“It’s the largest sockeye hatchery in the world. Two-hundred and sixty miles from the ocean.”
Can you dig it?
A walk near a shallow lake was the highlight.
“Stretching as far as the eye could reach … were hundreds — no, thousands — of little volcanoes.”
“Buttercups”—the name conjures up an image of lots of bright yellow flowers, which we enjoyed recently in Cowee Meadows and which brighten the roadsides. But,… Continue reading
At the mouth of Cowee Creek, sometime in mid-June, we’d found a vigilant pair of black oystercatchers, presumably with a nest nearby.
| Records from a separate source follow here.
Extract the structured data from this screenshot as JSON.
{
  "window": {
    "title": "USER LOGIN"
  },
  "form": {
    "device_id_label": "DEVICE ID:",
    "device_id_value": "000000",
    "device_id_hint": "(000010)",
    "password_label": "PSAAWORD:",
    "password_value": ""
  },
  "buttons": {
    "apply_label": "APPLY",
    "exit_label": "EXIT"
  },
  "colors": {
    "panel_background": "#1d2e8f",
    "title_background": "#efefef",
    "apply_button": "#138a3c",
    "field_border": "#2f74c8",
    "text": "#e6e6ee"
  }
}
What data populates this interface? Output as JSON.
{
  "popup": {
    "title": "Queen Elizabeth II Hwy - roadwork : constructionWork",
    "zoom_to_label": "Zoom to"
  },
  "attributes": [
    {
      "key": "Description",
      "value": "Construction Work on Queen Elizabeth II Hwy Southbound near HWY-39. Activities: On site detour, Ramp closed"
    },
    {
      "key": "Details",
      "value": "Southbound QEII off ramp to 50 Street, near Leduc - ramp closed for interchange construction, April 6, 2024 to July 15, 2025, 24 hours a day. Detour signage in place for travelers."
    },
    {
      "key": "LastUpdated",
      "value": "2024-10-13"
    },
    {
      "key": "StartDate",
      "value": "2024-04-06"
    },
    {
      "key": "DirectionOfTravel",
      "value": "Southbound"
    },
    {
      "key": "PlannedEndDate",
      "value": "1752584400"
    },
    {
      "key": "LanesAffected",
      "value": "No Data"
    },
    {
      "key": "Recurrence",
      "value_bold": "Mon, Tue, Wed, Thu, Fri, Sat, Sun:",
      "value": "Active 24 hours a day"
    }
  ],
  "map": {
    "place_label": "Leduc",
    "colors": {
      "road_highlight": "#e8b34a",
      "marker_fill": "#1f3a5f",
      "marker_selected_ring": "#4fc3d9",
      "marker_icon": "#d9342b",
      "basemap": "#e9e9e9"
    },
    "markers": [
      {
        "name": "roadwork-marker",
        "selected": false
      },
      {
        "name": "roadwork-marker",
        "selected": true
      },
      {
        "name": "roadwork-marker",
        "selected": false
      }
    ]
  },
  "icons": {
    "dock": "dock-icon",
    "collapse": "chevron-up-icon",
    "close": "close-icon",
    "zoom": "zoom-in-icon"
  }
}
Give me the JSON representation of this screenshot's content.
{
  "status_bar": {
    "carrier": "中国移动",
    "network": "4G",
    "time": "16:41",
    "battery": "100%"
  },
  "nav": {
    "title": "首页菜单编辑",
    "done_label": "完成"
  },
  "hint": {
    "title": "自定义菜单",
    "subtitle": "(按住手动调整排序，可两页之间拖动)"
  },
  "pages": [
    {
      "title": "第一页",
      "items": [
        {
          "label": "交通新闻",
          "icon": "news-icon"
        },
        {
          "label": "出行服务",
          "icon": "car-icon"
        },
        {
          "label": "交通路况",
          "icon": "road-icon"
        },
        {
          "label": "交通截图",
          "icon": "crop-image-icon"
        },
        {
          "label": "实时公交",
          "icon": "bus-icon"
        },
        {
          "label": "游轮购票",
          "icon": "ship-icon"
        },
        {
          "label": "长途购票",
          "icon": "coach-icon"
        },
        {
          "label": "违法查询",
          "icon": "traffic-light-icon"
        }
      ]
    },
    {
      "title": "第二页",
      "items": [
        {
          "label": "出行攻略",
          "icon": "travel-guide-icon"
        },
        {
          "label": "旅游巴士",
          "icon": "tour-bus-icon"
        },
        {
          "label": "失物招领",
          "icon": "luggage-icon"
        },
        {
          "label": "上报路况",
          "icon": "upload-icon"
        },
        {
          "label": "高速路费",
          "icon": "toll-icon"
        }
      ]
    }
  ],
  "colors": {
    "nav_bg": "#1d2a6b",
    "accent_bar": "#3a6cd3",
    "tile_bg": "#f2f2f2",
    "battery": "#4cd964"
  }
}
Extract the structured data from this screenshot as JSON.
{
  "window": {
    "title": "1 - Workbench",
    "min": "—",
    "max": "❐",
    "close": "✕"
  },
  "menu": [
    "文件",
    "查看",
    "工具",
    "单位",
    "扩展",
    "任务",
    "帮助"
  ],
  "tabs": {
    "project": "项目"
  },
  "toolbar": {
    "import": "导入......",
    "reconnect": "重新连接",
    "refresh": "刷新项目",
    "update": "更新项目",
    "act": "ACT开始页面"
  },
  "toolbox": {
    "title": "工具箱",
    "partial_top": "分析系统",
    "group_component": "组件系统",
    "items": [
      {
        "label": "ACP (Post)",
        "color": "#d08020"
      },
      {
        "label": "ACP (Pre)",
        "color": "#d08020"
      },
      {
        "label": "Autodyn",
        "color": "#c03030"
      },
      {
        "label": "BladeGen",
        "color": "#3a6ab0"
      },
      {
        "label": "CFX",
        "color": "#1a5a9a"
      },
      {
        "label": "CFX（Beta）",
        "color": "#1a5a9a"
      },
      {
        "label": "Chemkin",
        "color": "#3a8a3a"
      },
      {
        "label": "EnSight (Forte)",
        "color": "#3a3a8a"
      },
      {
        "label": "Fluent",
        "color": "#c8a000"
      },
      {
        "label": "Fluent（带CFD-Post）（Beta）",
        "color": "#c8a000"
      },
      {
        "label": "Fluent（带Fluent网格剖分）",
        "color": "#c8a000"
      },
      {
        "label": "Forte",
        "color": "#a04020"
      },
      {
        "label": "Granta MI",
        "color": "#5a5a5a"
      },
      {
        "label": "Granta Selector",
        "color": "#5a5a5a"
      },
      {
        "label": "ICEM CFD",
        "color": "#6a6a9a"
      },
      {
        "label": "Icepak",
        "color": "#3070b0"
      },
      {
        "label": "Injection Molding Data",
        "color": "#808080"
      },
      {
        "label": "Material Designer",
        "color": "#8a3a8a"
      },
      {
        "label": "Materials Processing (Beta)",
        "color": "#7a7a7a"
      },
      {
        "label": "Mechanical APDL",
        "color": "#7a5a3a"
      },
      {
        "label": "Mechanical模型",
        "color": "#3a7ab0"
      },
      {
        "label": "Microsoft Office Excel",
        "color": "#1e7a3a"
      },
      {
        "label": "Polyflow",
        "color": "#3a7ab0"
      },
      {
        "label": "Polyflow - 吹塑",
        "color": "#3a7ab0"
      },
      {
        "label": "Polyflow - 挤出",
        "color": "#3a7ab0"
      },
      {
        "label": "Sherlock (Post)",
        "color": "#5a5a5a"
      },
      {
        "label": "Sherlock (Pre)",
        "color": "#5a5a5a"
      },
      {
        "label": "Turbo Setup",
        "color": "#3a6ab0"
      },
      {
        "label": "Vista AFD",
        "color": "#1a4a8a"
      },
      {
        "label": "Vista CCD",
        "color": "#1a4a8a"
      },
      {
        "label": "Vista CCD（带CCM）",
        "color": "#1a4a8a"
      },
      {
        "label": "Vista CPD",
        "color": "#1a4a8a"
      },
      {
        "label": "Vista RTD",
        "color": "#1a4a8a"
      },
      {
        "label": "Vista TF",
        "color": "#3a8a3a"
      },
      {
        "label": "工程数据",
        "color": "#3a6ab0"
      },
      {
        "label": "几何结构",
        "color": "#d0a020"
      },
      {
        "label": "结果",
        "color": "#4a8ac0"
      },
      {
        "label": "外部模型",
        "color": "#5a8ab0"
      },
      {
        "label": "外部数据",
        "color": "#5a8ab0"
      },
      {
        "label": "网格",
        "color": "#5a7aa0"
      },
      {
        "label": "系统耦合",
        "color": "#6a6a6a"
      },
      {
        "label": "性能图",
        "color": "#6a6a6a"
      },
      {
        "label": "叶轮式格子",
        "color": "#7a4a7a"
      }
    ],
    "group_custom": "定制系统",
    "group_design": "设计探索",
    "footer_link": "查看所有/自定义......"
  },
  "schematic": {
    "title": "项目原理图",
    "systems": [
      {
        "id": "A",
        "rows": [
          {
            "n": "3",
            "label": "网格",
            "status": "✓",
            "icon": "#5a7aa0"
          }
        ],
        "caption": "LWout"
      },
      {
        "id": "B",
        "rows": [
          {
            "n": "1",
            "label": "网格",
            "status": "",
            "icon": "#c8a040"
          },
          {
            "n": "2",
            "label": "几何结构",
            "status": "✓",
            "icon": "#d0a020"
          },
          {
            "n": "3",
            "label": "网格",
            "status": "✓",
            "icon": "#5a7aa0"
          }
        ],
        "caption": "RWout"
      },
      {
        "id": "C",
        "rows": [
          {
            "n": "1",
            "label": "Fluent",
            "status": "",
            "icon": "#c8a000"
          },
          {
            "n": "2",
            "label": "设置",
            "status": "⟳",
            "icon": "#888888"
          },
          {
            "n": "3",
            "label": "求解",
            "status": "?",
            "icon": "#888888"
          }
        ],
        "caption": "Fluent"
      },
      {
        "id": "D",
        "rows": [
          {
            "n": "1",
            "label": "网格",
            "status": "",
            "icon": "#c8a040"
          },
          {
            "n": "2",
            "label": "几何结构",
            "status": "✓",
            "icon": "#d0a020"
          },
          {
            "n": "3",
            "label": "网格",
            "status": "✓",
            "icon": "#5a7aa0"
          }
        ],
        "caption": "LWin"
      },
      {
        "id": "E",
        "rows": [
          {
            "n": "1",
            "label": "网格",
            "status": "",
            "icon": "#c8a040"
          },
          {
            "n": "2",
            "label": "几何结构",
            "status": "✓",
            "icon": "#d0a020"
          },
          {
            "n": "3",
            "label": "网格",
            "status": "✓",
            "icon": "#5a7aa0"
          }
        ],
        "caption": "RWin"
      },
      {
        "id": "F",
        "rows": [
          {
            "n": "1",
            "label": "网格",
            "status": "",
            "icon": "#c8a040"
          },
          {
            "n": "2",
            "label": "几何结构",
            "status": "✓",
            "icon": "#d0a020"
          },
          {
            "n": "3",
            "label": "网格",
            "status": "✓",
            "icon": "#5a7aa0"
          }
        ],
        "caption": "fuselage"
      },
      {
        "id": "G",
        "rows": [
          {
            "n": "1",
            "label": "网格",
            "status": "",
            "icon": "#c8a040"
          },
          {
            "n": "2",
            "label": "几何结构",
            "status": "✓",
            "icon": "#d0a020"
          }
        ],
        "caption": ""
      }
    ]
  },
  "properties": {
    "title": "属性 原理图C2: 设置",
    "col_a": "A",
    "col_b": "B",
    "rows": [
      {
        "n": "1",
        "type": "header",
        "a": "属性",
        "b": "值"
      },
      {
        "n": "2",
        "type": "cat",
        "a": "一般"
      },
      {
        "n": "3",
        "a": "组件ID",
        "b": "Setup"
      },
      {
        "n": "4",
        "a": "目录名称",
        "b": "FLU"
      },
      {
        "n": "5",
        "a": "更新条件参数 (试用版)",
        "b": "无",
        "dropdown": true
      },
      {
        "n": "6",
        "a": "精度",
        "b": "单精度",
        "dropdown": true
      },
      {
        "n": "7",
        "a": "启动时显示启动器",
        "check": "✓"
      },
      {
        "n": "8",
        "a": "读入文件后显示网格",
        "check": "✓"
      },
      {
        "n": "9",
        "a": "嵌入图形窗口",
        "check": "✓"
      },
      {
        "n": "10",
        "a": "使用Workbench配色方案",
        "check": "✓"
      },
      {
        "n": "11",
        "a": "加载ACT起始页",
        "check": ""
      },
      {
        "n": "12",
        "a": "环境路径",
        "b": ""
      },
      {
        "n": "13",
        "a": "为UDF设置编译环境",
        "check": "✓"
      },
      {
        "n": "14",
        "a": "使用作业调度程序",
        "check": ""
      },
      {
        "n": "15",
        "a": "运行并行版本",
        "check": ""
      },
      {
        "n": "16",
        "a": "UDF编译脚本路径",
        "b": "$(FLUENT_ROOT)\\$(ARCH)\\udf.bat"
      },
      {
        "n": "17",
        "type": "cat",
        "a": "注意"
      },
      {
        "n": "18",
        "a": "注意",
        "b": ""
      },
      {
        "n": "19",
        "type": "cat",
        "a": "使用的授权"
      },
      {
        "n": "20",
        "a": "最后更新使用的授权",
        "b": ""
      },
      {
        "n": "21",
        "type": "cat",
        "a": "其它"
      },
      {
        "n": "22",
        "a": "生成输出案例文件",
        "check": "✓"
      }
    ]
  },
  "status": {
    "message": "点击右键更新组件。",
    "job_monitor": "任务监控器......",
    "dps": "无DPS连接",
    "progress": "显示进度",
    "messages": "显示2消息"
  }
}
A couple of… Continue reading
By Ned Rozell A GREEN PLATEAU NORTH OF LITUYA BAY — “These are museum-class bonsais,” Ben Gaglioti says as we walk through an elfin forest.… Continue reading
Their favorite foods include dragonflies and damselflies.
The first creek we crossed on this trip filled my Xtratufs with clear water.
Notes from June.
“Chasing Lakes: Love, Science, and the Secrets of the Arctic.”
Here’s how it happened.
Something is almost always happening at Kingfisher Pond.
EAGLE, ALASKA — Snow geese flew in a ragged V overhead, rasping as they looked down upon Alaska’s bumpy face for the first time in… Continue reading
The trail to Nugget Falls was a lively place in early May.
Spring wings and other things.
By Ned Rozell Andy Bassich lives on the south bank of the Yukon River, about 12 miles downstream from Eagle, Alaska, the first community in… Continue reading
It’s not fiction.
Alaska’s freshwater supply is so abundant the numbers are hard to comprehend.